- Allowing for flexibility in work arrangements
- Encouraging employees to take breaks and practice self-care
By addressing Burnout and supporting the well-being of their employees, companies can create a positive and productive work environment and improve the overall health and well-being of their workforce. This can lead to increased productivity, improved employee retention, and a more positive company culture, as overworking can be taxing to one’s mental and physical well-being.
What Employees can do to Address Burnout
As an employee, there are a ton of things we can also do to address Burnout. Here are a few:
- Set boundaries: Make sure to take breaks and set limits on the amount of time you spend working.
- Practice self-care: Take care of your physical and emotional well-being by getting enough sleep, eating a healthy diet, and engaging in activities you enjoy outside work.
- Communicate with your manager: Let your manager know if you are feeling overwhelmed or if any changes could help you better manage your workload.
- Seek support: Don’t be afraid to ask for help or seek support from colleagues, friends, or a mental health professional if you feel overwhelmed.
- Take breaks: Step away from your work periodically to rest and recharge. This can help you stay focused and energized.
- Learn to say no: It is okay to set limits and decline additional responsibilities or projects if you are already overwhelmed.
- Find ways to manage stress: Consider practicing stress management techniques such as meditation, journaling, deep breathing, or exercise.
- Seek opportunities for growth and development: Engaging in professional development and learning new skills can help you feel more fulfilled and motivated in your work.
Remember that it is okay to ask for help and to prioritize your well-being. By taking care of yourself and addressing any issues that may be contributing to Burnout, you can help prevent Burnout and maintain a healthy and fulfilling career.
I have a spiritual practice that allows me to deal with stress by meditating, deep breathing, practicing gratitude, and journaling daily. I also push myself to engage in activities that I enjoy and help me relax and de-stress, like drawing, hot yoga, and writing free-form poetry. I also include regular walks with my dog Nola and setting clear boundaries at work by saying no when needed and declining unnecessary meeting invites.
It is important to remember that it is okay to seek help and support if you are struggling with your mental health.
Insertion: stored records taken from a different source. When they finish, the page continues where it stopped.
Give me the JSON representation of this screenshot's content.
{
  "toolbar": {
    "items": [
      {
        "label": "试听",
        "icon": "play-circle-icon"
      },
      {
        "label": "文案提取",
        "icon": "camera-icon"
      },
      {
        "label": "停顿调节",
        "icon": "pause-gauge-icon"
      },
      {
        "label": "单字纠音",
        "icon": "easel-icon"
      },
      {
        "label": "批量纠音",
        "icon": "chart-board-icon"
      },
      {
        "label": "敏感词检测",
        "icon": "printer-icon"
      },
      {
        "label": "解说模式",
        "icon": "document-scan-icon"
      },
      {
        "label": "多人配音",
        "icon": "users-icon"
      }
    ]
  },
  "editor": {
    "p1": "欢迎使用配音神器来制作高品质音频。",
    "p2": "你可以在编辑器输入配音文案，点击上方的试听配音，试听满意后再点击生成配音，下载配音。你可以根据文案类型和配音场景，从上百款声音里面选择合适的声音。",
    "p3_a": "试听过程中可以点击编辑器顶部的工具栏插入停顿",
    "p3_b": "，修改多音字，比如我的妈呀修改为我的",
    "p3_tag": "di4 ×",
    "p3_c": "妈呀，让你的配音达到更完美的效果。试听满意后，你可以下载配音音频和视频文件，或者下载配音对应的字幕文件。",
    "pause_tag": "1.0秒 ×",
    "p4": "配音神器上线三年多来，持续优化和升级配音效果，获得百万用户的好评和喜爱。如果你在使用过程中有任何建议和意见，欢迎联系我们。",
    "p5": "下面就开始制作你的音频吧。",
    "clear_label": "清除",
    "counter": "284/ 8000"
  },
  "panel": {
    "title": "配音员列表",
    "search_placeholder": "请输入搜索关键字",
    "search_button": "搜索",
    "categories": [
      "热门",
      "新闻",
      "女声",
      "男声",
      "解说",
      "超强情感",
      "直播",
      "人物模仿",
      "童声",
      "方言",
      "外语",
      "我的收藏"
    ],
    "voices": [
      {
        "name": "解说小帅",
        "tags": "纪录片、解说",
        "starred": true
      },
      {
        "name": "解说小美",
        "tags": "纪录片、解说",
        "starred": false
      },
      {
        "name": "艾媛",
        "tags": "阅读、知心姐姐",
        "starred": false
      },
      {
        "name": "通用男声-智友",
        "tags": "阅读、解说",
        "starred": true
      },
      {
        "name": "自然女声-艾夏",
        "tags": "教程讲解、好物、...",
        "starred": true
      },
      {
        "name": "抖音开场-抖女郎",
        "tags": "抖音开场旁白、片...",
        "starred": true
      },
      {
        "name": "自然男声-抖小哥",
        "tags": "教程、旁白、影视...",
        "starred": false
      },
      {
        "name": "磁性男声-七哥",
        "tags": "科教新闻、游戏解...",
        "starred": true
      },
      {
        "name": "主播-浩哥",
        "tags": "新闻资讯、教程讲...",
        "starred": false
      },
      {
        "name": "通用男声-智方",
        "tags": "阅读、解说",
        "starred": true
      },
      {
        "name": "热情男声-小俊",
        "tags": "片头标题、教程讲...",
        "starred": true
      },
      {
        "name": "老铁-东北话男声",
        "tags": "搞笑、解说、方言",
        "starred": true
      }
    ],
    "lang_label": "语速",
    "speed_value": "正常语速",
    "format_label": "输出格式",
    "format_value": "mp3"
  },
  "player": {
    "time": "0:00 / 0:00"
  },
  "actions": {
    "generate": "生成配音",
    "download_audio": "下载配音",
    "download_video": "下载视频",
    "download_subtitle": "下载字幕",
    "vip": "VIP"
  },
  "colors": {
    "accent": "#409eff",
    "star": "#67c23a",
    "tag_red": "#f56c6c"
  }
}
I cannot stress this enough. There is no shame in seeking help; getting the support you need can help you feel better and be more productive in your work and other areas of your life.
“Burnout is what happens when you try to avoid being human for too long.”
- Michael Gungor
My Message to all Leaders
To support our employees and address Burnout within your organization, we must all commit to creating positive and supportive work environments. We can do that by providing resources and support to help them manage stress and workload, fostering open communication, transparency, and collaboration, and promoting work-life balance. As a leader, it is important to recognize that Burnout is a real and serious issue that can have significant negative impacts on both individual employees and the organization as a whole
Additionally, recognizing and rewarding employee contributions and showing appreciation for their hard work and dedication can foster a culture of recognition and appreciation. I started virtual office hours on Fridays and regularly share Kudos with the team to show my appreciation for their work. It is essential to identify and address any issues within the organization that may be contributing to Burnout, such as a lack of control over one’s work environment or a lack of recognition or appreciation for one’s efforts.
Last, but not least, please remember that well-being programs help, but only if the culture supports maintaining the newly learned skills afterward. Investing in burnout prevention and support for employee well-being is not only the right thing to do for employees but also good for business. By addressing Burnout, organizations can create a more positive and productive work environment, leading to improved employee engagement and performance and, ultimately, increased profitability.
This article was originally published on LinkedIn on December 21, 2022.